§ What you have to do: Among the entries below, find the lines with "level" and copy them.

§ Information shown:
----------------
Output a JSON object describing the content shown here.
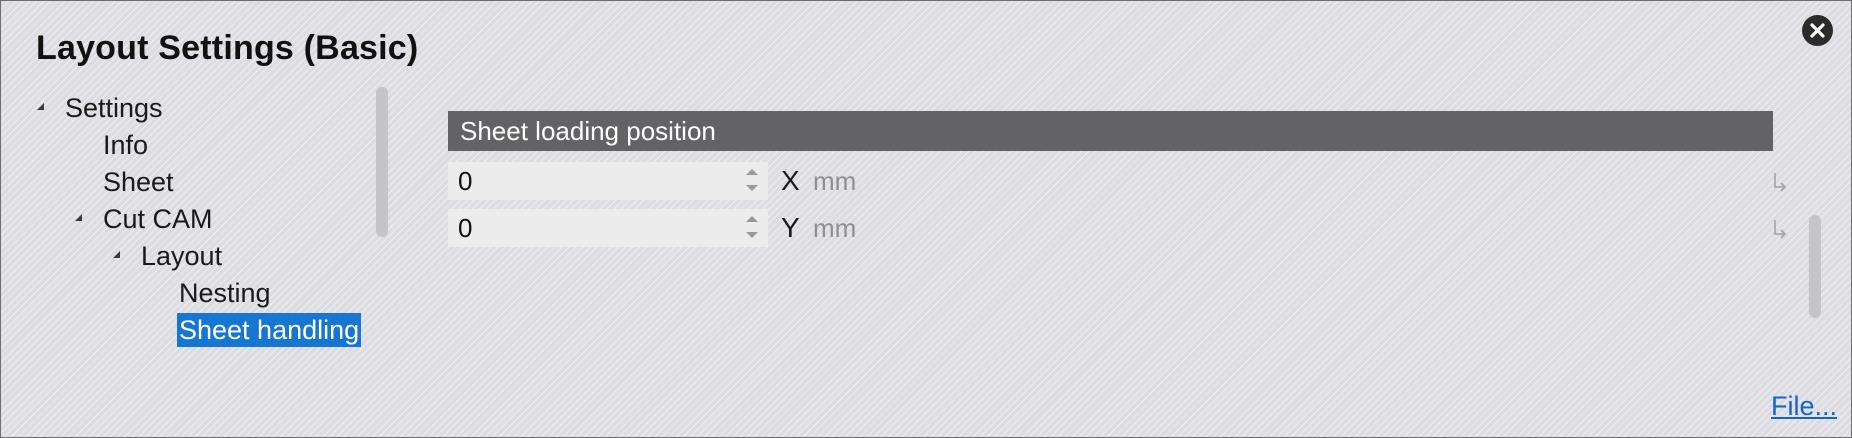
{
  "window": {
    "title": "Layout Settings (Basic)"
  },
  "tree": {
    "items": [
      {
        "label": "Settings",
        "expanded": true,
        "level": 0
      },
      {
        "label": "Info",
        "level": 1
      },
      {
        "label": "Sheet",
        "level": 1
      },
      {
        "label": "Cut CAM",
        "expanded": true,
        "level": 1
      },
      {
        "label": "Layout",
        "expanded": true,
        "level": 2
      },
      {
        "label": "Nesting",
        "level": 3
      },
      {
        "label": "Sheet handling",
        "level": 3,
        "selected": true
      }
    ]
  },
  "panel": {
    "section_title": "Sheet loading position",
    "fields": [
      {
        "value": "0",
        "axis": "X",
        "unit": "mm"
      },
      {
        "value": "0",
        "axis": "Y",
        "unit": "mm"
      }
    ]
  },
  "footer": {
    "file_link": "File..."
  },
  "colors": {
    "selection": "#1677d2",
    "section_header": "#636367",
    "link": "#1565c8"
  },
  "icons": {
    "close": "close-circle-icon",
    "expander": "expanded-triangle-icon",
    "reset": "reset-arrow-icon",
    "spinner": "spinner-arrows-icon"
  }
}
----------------
§ The answer:
        "level": 0
        "level": 1
        "level": 1
        "level": 1
        "level": 2
        "level": 3
        "level": 3,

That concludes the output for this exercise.